  17. Madison A, Kiecolt-Glaser JK. Stress, depression, diet, and the gut microbiota: human–bacteria interactions at the core of psychoneuroimmunology and nutrition. Curr Opin Behav Sci. 2019;28:105-110. doi:10.1016/j.cobeha.2019.01.011
  18. Rao SS, Hatfield RA, Suls JM, Chamberlain MJ. Psychological and physical stress induce differential effects on human colonic motility. Am J Gastroenterol. 1998;93(6):985-990. doi:10.1111/j.1572-0241.1998.00293.x
  19. Stephen AM, Wiggins HS, Cummings JH. Effect of changing transit time on colonic microbial metabolism in man. Gut. 1987;28(5):601-609. doi:10.1136/gut.28.5.601
  20. Fuke N, Nagata N, Suganuma H, Ota T. Regulation of gut Microbiota and metabolic endotoxemia with dietary factors. Nutrients. 2019;11(10):2277. doi:10.3390/nu11102277

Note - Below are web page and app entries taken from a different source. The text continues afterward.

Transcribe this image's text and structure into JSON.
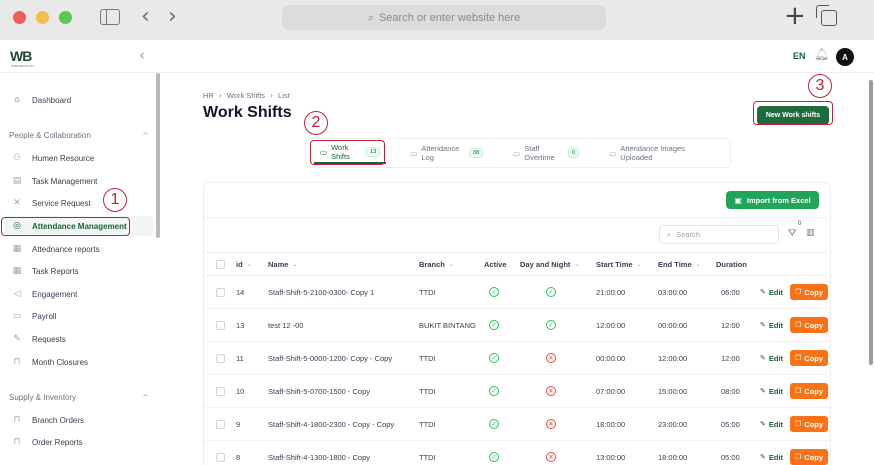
{
  "browser": {
    "url_placeholder": "Search or enter website here"
  },
  "topbar": {
    "logo": "WB",
    "logo_sub": "WORKBOOK MY",
    "language": "EN",
    "avatar_initial": "A"
  },
  "sidebar": {
    "items": [
      {
        "label": "Dashboard",
        "icon": "home-icon"
      },
      {
        "label": "Humen Resource",
        "icon": "people-icon"
      },
      {
        "label": "Task Management",
        "icon": "clipboard-icon"
      },
      {
        "label": "Service Request",
        "icon": "tools-icon"
      },
      {
        "label": "Attendance Management",
        "icon": "fingerprint-icon"
      },
      {
        "label": "Attednance reports",
        "icon": "report-icon"
      },
      {
        "label": "Task Reports",
        "icon": "report-icon"
      },
      {
        "label": "Engagement",
        "icon": "megaphone-icon"
      },
      {
        "label": "Payroll",
        "icon": "wallet-icon"
      },
      {
        "label": "Requests",
        "icon": "pen-icon"
      },
      {
        "label": "Month Closures",
        "icon": "lock-icon"
      },
      {
        "label": "Branch Orders",
        "icon": "bag-icon"
      },
      {
        "label": "Order Reports",
        "icon": "bag-icon"
      }
    ],
    "sections": [
      {
        "label": "People & Collaboration"
      },
      {
        "label": "Supply & Inventory"
      }
    ]
  },
  "main": {
    "breadcrumb": [
      "HR",
      "Work Shifts",
      "List"
    ],
    "title": "Work Shifts",
    "new_button": "New Work shifts",
    "tabs": [
      {
        "label": "Work Shifts",
        "badge": "13"
      },
      {
        "label": "Attendance Log",
        "badge": "38"
      },
      {
        "label": "Staff Overtime",
        "badge": "0"
      },
      {
        "label": "Attendance Images Uploaded",
        "badge": ""
      }
    ],
    "import_button": "Import from Excel",
    "search_placeholder": "Search",
    "filter_count": "0",
    "columns": [
      "id",
      "Name",
      "Branch",
      "Active",
      "Day and Night",
      "Start Time",
      "End Time",
      "Duration"
    ],
    "edit_label": "Edit",
    "copy_label": "Copy",
    "rows": [
      {
        "id": "14",
        "name": "Staff-Shift-5-2100-0300- Copy 1",
        "branch": "TTDI",
        "active": true,
        "day_night": true,
        "start": "21:00:00",
        "end": "03:00:00",
        "duration": "06:00"
      },
      {
        "id": "13",
        "name": "test 12 -00",
        "branch": "BUKIT BINTANG",
        "active": true,
        "day_night": true,
        "start": "12:00:00",
        "end": "00:00:00",
        "duration": "12:00"
      },
      {
        "id": "11",
        "name": "Staff-Shift-5-0000-1200- Copy - Copy",
        "branch": "TTDI",
        "active": true,
        "day_night": false,
        "start": "00:00:00",
        "end": "12:00:00",
        "duration": "12:00"
      },
      {
        "id": "10",
        "name": "Staff-Shift-5-0700-1500 - Copy",
        "branch": "TTDI",
        "active": true,
        "day_night": false,
        "start": "07:00:00",
        "end": "15:00:00",
        "duration": "08:00"
      },
      {
        "id": "9",
        "name": "Staff-Shift-4-1800-2300 - Copy - Copy",
        "branch": "TTDI",
        "active": true,
        "day_night": false,
        "start": "18:00:00",
        "end": "23:00:00",
        "duration": "05:00"
      },
      {
        "id": "8",
        "name": "Staff-Shift-4-1300-1800 - Copy",
        "branch": "TTDI",
        "active": true,
        "day_night": false,
        "start": "13:00:00",
        "end": "18:00:00",
        "duration": "05:00"
      }
    ]
  },
  "annotations": [
    "1",
    "2",
    "3"
  ],
  "colors": {
    "brand_green": "#1f6b3c",
    "import_green": "#22a55a",
    "copy_orange": "#f97316",
    "annotation_red": "#c0223b"
  }
}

  21. Maruti SS, Lampe JW, Potter JD, Ready A, White E. A prospective study of bowel motility and related factors on breast cancer risk. Cancer Epidemiol Biomarkers Prev. 2008;17(7):1746-1750. doi:10.1158/1055-9965.EPI-07-2850
  22. Hasler WL. Gas and bloating. Gastroenterol Hepatol (N Y). 2006;2(9):654-662.
  23. Chen SH, Wang JW, Li YM. Is alcohol consumption associated with gastroesophageal reflux disease? J Zhejiang Univ Sci B. 2010;11(6):423-428. doi:10.1631/jzus.B1000013
  24. Bishehsari F, Magno E, Swanson G, et al. Alcohol and gut-derived inflammation. Alcohol Res. 2017;38(2):163-171.
  25. Ho KV, Lei Z, Sumner LW, et al. Identifying antibacterial compounds in black walnuts (Juglans nigra) using a metabolomics approach. Metabolites. 2018;8(4). doi:10.3390/metabo8040058
  26. Radünz M, da Trindade MLM, Camargo TM, et al. Antimicrobial and antioxidant activity of unencapsulated and encapsulated clove (Syzygium aromaticum, L.) essential oil. Food Chem. 2019;276:180-186. doi:10.1016/j.foodchem.2018.09.173
  27. Wang X, Shen Y, Thakur K, et al. Antibacterial Activity and Mechanism of Ginger Essential Oil against Escherichia coli and Staphylococcus aureus. Molecules. 2020;25(17):3955. doi:10.3390/molecules25173955
  28. Petropoulos S, Fernandes Â, Barros L, Ciric A, Sokovic M, Ferreira ICFR. Antimicrobial and antioxidant properties of various Greek garlic genotypes. Food Chem. 2018;245:7-12. doi:10.1016/j.foodchem.2017.10.078
  29. Benameur Q, Gervasi T, Pellizzeri V, et al. Antibacterial activity of Thymus vulgaris essential oil alone and in combination with cefotaxime against blaESBL producing multidrug resistant Enterobacteriaceae isolates. Nat Prod Res. 2019;33(18):2647-2654. doi:10.1080/14786419.2018.1466124
  30. Diao WR, Hu QP, Zhang H, Xu JG. Chemical composition, antibacterial activity and mechanism of action of essential oil from seeds of fennel (Foeniculum vulgare Mill.). Food Control. 2014;35(1):109-116. doi:10.1016/j.foodcont.2013.06.056
  31. Alkuraishy H, Al-Gareeb A, Albuhadilly A, Alwindy S. In vitro Assessment of the Antibacterial Activity of Matricaria chamomile Alcoholic Extract against Pathogenic Bacterial Strains. Br Microbiol Res J. 2015;7(2):55-61. doi:10.9734/bmrj/2015/16263
  32. Negi PS, Jayaprakasha GK, Jagan Mohan Rao L, Sakariah KK. Antibacterial activity of turmeric oil: a byproduct from curcumin manufacture. J Agric Food Chem. 1999;47(10):4297-4300. doi:10.1021/jf990308d
Posted in
You'll enjoy these posts

Leave a Comment